THE PROBLEM: Search the data for the string "episode" and copy each line where it turns up.
[EXERCISE DATA Boundary: Start]
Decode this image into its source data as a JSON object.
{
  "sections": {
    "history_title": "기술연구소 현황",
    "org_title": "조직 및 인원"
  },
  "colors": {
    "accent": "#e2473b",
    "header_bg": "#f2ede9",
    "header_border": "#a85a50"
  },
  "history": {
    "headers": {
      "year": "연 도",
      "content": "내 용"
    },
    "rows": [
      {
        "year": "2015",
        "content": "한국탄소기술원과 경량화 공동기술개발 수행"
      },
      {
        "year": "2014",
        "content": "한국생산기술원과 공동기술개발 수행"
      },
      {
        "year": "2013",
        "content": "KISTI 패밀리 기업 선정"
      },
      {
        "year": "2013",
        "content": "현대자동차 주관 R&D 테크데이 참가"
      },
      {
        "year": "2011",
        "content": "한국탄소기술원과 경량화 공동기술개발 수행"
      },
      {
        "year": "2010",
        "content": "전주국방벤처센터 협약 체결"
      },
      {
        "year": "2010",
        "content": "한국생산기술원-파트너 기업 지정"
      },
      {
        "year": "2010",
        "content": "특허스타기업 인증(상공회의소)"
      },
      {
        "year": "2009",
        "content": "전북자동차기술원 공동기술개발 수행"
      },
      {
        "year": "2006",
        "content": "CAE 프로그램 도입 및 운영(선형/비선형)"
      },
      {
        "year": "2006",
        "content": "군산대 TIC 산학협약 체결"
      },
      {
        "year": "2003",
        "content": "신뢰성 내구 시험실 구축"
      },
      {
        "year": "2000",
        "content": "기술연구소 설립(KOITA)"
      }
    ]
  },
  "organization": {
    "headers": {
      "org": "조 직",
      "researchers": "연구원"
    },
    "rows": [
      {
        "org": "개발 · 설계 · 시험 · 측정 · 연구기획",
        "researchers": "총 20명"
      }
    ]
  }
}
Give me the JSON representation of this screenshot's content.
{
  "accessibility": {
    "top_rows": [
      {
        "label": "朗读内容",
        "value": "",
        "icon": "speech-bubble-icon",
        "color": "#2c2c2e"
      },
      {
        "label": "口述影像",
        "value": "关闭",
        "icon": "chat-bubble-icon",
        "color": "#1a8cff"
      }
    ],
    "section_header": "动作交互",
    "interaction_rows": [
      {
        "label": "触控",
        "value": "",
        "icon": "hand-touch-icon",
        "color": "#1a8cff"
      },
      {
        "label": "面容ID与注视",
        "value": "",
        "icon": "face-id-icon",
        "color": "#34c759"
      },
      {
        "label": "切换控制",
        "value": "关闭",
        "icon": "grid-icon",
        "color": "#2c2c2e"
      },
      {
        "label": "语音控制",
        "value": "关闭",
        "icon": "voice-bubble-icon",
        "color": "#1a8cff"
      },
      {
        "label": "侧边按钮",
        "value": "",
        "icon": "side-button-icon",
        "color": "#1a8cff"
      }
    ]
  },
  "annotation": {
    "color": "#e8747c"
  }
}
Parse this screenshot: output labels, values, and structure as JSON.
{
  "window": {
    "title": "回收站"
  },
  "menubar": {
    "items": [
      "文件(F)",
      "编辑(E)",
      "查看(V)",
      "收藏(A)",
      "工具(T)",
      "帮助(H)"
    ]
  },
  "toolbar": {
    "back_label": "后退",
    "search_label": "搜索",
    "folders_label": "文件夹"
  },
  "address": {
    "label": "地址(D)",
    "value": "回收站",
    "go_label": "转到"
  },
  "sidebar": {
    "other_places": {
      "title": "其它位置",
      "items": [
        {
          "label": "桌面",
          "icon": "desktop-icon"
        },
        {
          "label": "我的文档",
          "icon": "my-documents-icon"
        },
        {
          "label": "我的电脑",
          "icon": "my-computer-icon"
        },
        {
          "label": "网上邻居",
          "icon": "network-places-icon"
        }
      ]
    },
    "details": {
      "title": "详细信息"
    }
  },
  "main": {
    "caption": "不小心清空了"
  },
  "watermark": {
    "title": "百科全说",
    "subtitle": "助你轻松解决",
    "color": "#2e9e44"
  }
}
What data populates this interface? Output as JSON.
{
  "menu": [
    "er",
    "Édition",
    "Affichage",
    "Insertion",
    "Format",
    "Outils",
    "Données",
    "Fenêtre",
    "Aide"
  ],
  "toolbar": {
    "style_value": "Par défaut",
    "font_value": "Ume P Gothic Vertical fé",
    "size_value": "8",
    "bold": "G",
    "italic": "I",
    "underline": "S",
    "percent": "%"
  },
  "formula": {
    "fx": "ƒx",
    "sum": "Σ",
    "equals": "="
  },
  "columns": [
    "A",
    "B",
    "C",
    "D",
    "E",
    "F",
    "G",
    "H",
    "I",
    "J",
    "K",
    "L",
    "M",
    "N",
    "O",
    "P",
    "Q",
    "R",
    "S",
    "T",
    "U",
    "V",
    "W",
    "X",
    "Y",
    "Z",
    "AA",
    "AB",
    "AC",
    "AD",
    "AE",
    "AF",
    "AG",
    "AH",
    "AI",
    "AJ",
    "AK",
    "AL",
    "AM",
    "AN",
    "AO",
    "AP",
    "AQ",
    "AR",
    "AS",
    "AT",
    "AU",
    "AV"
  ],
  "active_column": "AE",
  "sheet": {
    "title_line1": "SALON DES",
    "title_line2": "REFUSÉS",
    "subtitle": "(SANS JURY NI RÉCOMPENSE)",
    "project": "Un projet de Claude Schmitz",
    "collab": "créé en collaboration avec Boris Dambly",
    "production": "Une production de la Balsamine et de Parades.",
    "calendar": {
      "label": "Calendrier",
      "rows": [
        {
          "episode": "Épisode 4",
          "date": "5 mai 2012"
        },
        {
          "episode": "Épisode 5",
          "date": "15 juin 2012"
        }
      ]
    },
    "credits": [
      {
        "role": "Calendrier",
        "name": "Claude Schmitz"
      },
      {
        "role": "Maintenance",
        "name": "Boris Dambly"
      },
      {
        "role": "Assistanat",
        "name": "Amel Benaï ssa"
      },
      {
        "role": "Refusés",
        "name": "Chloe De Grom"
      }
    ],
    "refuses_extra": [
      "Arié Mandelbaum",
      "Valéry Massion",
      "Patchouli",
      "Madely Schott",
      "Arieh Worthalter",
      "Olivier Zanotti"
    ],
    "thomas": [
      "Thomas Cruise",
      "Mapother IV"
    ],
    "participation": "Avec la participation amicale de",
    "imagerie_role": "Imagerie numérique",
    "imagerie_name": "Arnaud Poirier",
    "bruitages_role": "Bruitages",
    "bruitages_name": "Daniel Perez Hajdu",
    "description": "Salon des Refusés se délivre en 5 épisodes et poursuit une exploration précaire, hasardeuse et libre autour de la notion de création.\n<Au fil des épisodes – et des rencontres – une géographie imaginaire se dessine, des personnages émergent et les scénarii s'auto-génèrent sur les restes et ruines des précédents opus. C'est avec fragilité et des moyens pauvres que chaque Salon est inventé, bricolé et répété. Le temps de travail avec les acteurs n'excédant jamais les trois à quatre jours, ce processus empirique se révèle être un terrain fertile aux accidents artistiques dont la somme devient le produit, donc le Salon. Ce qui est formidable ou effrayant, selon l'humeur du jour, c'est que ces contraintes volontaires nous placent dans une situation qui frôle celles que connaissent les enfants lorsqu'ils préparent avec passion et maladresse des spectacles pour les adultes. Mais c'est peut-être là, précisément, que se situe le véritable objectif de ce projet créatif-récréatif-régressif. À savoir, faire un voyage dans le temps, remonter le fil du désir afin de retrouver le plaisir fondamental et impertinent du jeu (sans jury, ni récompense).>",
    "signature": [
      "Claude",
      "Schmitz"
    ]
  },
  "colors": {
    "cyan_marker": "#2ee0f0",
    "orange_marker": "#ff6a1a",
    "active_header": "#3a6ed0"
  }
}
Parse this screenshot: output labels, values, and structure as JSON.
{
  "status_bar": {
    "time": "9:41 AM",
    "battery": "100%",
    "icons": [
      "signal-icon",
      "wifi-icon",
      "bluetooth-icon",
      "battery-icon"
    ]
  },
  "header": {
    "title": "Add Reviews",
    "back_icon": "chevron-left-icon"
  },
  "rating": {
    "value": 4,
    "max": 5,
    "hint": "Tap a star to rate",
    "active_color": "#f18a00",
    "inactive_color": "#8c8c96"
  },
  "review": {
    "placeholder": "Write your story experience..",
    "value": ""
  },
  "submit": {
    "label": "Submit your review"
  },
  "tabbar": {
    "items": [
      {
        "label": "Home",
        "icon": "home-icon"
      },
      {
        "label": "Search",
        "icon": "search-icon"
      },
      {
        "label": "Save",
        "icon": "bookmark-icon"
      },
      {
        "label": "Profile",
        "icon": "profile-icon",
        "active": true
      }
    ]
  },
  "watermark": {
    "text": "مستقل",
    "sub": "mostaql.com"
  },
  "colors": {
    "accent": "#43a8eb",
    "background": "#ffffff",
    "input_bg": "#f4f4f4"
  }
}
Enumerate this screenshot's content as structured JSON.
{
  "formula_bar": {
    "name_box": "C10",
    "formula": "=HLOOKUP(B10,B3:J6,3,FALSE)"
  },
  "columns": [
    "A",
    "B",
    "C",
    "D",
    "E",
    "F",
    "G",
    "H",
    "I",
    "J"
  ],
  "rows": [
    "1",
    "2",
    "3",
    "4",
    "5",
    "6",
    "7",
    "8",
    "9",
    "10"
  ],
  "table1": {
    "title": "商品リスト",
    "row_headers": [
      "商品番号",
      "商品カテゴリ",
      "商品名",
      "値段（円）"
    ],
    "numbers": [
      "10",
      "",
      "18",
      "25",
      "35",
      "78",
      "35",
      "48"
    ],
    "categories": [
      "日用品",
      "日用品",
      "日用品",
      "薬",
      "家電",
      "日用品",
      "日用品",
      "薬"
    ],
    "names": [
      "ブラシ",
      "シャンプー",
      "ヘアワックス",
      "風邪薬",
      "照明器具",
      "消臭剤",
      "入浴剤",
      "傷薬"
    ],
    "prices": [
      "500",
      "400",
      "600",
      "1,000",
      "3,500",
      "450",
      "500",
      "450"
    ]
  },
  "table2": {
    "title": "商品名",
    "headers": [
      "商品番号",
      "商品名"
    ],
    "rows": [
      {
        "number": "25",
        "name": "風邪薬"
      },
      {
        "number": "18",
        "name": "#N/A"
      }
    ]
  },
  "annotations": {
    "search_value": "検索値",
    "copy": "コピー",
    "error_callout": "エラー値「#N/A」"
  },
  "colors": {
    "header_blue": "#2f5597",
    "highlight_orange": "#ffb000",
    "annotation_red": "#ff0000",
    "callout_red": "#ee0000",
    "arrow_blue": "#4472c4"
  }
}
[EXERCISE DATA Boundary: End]
TASK OUTPUT:
          "episode": "Épisode 4",
          "episode": "Épisode 5",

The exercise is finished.